ships of the desert, literal and figurative

Saudi nomads referred to their camels as “ships of the desert”, and there’s even a Quartzsite connection.  Hi Jolly (ie, “hajj Ali”,  hajj indicating one who has undertaken the pilgrimage to Mecca) is a local historical figure.

[Hi Jolly] was an Ottoman subject of Syrian and Greek parentage,  and in 1856 became one of the first camel drivers ever hired by the US Army to lead the camel driver experiment in the Southwest. Hi Jolly became a living legend until his death in Arizona.  -- [wikipedia](

And I seem to recall that camels were native to North America first.

But that’s not what I’m talking about.  I’m talking about my nearest neighbor’s ship of the desert.  Forgive the grainy digital zoom, as he’s a way off:

It _i_s amusing in an 8th grade way to see a boat in a desert.

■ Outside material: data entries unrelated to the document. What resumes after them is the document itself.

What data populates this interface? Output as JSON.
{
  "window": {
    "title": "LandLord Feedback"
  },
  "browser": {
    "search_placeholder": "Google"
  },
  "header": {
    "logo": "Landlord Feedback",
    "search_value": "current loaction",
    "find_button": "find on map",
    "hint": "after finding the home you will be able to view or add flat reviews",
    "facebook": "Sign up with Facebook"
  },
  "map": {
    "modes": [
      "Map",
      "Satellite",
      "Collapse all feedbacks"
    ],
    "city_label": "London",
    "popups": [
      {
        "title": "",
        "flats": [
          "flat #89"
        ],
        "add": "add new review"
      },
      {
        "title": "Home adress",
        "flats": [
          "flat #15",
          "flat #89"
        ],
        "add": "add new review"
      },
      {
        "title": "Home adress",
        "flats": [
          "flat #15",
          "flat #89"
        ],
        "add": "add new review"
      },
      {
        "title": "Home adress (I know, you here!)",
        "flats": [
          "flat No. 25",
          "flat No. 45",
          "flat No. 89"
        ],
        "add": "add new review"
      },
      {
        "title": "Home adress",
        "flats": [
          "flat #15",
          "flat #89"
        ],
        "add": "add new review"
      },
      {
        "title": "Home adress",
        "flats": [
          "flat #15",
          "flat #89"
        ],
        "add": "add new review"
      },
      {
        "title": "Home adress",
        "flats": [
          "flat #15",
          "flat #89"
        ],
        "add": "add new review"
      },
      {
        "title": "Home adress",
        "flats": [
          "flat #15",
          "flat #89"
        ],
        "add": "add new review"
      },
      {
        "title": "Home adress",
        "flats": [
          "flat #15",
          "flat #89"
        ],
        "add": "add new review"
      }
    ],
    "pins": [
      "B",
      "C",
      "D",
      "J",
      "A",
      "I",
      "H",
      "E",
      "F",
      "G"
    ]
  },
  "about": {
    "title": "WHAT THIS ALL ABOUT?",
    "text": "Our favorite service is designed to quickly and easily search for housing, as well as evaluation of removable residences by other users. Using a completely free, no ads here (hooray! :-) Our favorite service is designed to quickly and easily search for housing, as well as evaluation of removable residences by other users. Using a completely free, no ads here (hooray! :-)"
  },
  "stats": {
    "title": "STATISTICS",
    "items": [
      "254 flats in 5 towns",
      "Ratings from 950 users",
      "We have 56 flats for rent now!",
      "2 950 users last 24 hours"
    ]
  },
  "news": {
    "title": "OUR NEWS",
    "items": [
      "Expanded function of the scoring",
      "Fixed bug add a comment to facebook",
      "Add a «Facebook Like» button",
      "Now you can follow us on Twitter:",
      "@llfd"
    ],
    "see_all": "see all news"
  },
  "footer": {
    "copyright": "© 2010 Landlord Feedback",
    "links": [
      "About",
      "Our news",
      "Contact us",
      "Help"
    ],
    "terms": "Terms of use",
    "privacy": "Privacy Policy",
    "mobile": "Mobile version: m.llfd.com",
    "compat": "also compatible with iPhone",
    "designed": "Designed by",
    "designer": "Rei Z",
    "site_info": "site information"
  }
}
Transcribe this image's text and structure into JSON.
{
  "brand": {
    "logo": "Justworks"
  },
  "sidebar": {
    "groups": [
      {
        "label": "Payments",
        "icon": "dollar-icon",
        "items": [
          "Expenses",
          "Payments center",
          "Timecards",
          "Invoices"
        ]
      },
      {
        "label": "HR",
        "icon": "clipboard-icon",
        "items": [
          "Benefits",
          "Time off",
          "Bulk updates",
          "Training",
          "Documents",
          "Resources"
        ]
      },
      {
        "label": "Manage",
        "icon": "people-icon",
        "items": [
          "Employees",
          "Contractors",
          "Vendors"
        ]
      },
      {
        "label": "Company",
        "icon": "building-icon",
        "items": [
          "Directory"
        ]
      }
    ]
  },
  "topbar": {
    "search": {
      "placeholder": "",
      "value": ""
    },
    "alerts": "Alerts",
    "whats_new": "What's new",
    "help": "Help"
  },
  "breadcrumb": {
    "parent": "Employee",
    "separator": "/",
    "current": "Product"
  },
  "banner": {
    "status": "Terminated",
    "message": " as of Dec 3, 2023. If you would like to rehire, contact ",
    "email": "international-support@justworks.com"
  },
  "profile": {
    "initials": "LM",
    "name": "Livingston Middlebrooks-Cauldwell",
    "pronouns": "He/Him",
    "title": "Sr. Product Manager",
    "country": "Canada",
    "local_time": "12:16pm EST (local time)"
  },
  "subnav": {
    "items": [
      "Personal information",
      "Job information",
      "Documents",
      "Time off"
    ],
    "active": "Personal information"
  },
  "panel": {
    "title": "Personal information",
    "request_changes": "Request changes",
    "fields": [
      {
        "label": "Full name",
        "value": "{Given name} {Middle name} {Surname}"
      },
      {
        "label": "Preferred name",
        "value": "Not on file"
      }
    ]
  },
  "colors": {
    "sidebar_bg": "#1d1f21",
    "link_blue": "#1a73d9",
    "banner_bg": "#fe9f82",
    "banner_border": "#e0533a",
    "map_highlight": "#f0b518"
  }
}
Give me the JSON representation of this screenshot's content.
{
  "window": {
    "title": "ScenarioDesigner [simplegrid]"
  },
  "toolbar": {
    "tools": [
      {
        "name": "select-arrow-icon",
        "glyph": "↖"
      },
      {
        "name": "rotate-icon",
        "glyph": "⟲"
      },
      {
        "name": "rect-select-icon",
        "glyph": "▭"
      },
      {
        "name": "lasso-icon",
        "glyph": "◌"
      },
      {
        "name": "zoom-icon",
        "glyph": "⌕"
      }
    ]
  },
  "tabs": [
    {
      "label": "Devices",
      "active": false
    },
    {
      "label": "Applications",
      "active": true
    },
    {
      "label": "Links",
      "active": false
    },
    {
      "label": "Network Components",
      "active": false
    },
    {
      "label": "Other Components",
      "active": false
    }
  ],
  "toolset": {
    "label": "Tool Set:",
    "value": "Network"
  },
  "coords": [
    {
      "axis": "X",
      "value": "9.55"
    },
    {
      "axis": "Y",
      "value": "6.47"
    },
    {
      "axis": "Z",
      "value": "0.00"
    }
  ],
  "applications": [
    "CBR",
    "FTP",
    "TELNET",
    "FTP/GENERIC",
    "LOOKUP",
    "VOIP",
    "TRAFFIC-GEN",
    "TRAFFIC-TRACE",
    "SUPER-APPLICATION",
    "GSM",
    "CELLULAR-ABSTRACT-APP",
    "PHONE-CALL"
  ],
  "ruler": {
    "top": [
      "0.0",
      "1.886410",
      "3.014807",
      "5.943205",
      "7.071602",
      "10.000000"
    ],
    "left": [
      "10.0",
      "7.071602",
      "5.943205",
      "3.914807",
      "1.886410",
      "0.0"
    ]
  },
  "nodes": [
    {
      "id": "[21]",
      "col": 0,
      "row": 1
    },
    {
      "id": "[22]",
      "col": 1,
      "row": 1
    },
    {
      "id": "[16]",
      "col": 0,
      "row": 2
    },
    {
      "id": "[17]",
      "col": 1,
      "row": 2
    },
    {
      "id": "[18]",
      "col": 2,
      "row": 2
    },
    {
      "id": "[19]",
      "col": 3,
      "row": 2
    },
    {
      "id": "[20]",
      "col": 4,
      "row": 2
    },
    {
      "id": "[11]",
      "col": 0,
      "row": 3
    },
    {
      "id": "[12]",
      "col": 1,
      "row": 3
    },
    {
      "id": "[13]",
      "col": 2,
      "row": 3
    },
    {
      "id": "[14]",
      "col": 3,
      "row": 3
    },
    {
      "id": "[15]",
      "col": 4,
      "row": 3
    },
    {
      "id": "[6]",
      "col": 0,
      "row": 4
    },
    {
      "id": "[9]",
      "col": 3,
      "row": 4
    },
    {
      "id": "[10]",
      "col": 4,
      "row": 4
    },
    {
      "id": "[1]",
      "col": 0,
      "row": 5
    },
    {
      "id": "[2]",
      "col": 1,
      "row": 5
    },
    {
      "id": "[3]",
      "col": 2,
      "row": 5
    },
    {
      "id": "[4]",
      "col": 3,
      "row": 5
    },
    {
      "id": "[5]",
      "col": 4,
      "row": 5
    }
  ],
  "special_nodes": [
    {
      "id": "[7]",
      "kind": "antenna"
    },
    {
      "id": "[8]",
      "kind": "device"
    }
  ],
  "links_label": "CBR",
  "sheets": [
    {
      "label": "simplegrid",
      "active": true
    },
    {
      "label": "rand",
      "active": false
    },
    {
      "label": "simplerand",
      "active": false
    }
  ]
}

To be fair to our landlocked Captain,  Lake Havasu is nearby.  Vans and small boats both make tidy living spaces.

The Captain spends his time thusly:

  • sitting on the boat looking out from the stern as if he were fishing off the back

  • yelling at himself or others – hard to tell

  • meandering shirtless

  • getting in the truck and driving past 5x/day.  I have zero idea where he could be going.

So far I have resisted the urge to walk by and ask if he’s catching anything.  The Possible Crazy Factor inspires me to keep my distance.


On of of the hikes with Muffin I saw a landform that took a few seconds to figure out:

Then I realized someone had ventured too far off the established two-track trail and got srsly stuck. There is evidence of substantial digging and rock additions.  Since there were no rusted vehicles or bones nearby I judge the extraction to be successful.

BLM areas

The BLM areas around Q-town are not pretty even by my desert-loving standards.   ”Desert pavement”, mainly.   These areas are harm-reduction arrangements intended to keep us snowbirds from destroying the desert like locusts.   Looks like this:

The BLM rotates the camping areas on some schedule and puts up NO  CAMPING BEYOND THIS POINT posts to keep us in the right spot.

Flora is creosote, mesquite, palo verde, and saguaro in some places.   Not much saguaro here in Plomosa Road BLM.  There’s a ton of them on the south side of I-10 but the road going into that area is pavement washboard.

The bleakness of it doesn’t bother me.  I need the warmth more than I need pretty stuff to look at.